Introducing the Hilton, Norris and Jub

Our recent declaration of the Vulture Central standards of area, length and volume proved rather popular with those among you who'd always wanted a proper system by which we might measure the universe.

So much so, that an emergency plenary sitting of the Reg Standards Soviet this week reached unanimous agreement on three further units, as follows:

Temperature

The standard unit of temperature shall be the Hilton (Hn - "That's hot"), which is defined as the amount of heat required to make an average person remove a layer of clothing. Extensive research carried out in secret [Ah, so that's what has been going on with the air-conditioning - Ed] has revealed that this is roughly ten degrees Kelvin.

For calibration purposes, zero on the Register temperature scale is the temperature at which a talented ex-jailbird heiress can be expected to be fully dressed in at least one layer of clothing. (Underpants optional, obviously.) This is set at 293K, or 20°C. Accordingly, what the rest of the world might call 0°C, we shall refer to as -2 Hiltons (Hn).

Examples:

• Pack your swimming trunks - the beaches are expected to be heaving as the temperature soars to two Hiltons.
• A lingerie expert confirmed Lindsay Lohan rarely wears knickers if the mercury hits half a Hilton.
• Doctors say that a temperature rise of as little as a quarter of a Hilton could prove fatal in those affected by the disease.

Force

The standard unit of force shall be the Norris (No), representing 100 newtons, or 10197.162129999999 grams force, 10.19716 kiloponds, 10,000,000 dynes, 723.30139 poundals, 359.69425 ounces force or 22.48091 pounds force.

Examples:

• Doctors later said Campbell's PDA had hit the maid with a force equivalent to three Norrises.
• Scientists believe an asteroid as small as five Bulgarian airbags in volume could strike the earth with a force of two million Norrises, flattening an area of 500 nanoWales.

Weight

The standard unit of weight shall be the Jub (Jb), representing the weight required to crush an Australian beer can at sea level, ie 4.2kg or 0.08267 UK short hundredweight, 7 Japanese kinn or 984.6 old Russian zolotniks. The units microJub, milliJub, kiloJub, megaJub, etc, are acceptable derivatives of the Jub.

Examples:

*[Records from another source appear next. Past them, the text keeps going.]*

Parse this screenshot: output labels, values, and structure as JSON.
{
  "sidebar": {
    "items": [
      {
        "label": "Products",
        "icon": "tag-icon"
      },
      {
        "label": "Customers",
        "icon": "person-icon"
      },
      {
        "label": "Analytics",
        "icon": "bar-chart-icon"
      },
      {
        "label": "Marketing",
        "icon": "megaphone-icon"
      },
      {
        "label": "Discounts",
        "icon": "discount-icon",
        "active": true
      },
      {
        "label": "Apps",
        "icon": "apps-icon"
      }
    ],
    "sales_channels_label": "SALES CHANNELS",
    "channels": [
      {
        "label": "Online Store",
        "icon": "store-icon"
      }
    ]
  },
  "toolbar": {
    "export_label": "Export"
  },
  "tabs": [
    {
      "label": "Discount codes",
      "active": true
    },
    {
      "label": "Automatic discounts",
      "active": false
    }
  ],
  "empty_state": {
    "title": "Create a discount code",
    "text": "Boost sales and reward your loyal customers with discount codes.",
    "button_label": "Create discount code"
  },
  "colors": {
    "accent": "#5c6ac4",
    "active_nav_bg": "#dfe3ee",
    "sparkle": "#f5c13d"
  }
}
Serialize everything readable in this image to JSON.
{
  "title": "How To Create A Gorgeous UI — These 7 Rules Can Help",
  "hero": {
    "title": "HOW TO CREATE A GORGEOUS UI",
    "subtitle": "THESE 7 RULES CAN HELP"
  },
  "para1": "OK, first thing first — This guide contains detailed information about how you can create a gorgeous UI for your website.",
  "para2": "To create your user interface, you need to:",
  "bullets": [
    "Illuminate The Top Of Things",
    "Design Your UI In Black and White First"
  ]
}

• Fashion show officials confirmed that models packing less than five Jubs per linguine in height were "too thin" to participate.
• The doctor claimed that his diet had allowed women to shed "thousands" of excess Jubs.
• The US insisted Iran had already stockpiled 100 kiloJubs of uranium, enough to fill three Olympic-sized swimming pools. ®